2007 marked the first year that a majority of the world’s people lived in urban areas. As the population grows, however, so too does the demand for rural lands for food production and development. In the past few years, you have probably heard the term land grabs in major news headlines. Although there is no generally accepted definition, the term has been used to describe the buying up of very large, undeveloped rural lands in the developing world by international investors and development firms. From Malawi to Papua New Guinea, more than 37 million hectares of land have changed hands around the world since 2000, according to the Land Matrix, an online land deal database. And these are just the deals we know about — most happen behind closed doors.

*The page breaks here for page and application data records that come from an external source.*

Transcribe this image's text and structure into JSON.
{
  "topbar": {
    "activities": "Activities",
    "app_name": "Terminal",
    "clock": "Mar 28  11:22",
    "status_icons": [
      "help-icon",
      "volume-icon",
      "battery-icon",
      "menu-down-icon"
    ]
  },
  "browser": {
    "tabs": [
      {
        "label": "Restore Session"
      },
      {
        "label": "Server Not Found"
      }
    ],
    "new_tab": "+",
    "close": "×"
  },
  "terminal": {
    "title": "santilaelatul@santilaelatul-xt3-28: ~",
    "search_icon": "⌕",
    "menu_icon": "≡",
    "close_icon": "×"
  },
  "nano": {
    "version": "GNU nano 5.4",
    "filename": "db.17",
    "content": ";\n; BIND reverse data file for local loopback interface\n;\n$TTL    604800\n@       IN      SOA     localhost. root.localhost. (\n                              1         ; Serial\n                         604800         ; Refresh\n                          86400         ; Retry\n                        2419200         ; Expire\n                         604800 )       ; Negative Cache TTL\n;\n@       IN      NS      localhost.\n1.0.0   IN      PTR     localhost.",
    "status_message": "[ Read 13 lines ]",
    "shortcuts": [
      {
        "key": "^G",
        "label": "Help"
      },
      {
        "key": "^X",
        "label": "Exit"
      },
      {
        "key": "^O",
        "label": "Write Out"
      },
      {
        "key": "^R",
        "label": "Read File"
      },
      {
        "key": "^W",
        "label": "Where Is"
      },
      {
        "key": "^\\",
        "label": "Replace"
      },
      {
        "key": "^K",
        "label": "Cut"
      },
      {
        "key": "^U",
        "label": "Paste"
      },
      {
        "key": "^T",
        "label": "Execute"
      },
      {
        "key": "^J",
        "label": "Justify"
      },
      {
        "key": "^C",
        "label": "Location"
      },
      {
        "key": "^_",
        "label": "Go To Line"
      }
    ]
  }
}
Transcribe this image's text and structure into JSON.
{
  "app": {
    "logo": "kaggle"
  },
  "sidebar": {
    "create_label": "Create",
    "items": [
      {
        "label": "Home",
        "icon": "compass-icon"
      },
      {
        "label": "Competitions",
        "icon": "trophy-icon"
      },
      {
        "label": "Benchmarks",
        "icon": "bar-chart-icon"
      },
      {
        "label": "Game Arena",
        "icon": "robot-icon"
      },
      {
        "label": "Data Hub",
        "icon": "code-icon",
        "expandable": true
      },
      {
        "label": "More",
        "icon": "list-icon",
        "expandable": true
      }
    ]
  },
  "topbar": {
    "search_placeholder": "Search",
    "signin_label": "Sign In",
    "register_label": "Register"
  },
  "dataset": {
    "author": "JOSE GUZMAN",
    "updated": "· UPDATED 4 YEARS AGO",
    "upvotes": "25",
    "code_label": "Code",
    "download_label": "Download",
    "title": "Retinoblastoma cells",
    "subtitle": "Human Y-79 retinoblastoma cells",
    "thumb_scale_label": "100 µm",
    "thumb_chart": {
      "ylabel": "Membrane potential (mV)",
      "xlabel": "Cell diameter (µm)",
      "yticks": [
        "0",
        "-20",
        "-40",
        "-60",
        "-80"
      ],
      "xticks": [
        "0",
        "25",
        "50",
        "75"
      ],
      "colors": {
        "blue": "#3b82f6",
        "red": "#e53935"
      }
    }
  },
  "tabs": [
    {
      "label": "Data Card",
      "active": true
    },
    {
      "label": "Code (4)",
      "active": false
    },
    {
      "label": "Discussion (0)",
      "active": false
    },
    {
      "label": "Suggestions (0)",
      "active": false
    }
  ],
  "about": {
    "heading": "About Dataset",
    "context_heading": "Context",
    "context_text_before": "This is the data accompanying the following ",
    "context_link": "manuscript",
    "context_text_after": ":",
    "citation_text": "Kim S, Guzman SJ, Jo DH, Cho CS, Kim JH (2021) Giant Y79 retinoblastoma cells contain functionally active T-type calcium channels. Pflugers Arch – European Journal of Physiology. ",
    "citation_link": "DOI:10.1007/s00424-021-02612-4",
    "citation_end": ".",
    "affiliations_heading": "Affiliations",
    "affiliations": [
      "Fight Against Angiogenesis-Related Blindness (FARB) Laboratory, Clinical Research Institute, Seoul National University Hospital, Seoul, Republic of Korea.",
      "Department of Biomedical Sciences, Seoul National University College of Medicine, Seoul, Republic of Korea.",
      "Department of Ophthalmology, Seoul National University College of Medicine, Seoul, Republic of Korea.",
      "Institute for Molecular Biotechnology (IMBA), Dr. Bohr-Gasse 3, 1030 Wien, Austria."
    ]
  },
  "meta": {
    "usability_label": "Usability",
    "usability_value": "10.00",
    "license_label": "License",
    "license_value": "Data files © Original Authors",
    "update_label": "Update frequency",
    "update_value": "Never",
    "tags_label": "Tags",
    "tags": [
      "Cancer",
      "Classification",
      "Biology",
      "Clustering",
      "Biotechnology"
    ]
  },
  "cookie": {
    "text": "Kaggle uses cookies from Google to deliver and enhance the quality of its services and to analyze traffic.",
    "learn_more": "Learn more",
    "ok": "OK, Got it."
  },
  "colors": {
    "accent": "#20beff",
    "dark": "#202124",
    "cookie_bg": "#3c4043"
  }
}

The land-grabbing phenomenon has sparked significant debate amongst businesspeople, academics, and activists. One side sees this as vital agricultural and developmental “investment,” while the other sees this as nothing more than “neo-imperial” efforts by the developed world to secure future food production and profit. Headlines have been debating the veracity of those huge land grab numbers and whether they will finally bring some nations out of abject poverty. Yet, most headlines fail to look at the underlying questions about these big land deals. While most stories depict the developing world as the passive victim of international buyers, domestic policies and laws (or lack thereof) concerning land tenure and security in developing nations help enable these deals.
In many developing countries around the world, rural citizens live on what is called “communal” or “customary” lands, lands governed by traditional leaders with generations-old customs. These customs decide how “tenure” is practiced, or how land is transferred and passed to new generations. Today, sometimes these customs don’t fit into the modern world or serve the interests of elites. In South Africa, for example, the lands from which millions of black people were forcibly removed during apartheid are still considered “communal” lands that the government holds through traditional authority, which can take or “expropriate” land as it sees fit. But even the South African government is not sure who owns what, making for a very messy legal landscape and increased class struggles.
When would-be investors come in — whether they be large multinational agro-business groups, domestic companies, or the government itself — the deal is not a clear-cut purchase. Oftentimes, traditional leaders or incorporated trusts act on behalf of hundreds, sometimes thousands, of people who live or work on the land in question. However, most citizens residing on rural lands have no legally recognized claim to the lands they live on. Consultation with these “stake holders” is rare and compensation is often greatly disproportionate to the costs associated with moving, ending a way of life, and the denial of agency to decide one’s future.
There’s a global push to strengthen rural land rights. USAID, Devex (an international development news source), and others are currently participating in a marketing campaign to increase awareness of how #landmatters on Twitter, though some have suggested that the campaign obscures complex political and economic realities in specific countries. Others do not believe freehold tenure is the answer to economic growth either. Everyone involved is pursuing development, however it is defined, and sustainability is a central question. If rural development often comes at the cost of local claims to land, is the deal sustainable? Does it create sustainable development through opportunities and rights or one-off economic gain for a select few? Are securing land rights and promoting investment mutually exclusive?
Image Credit: PZFUN at en.wikipedia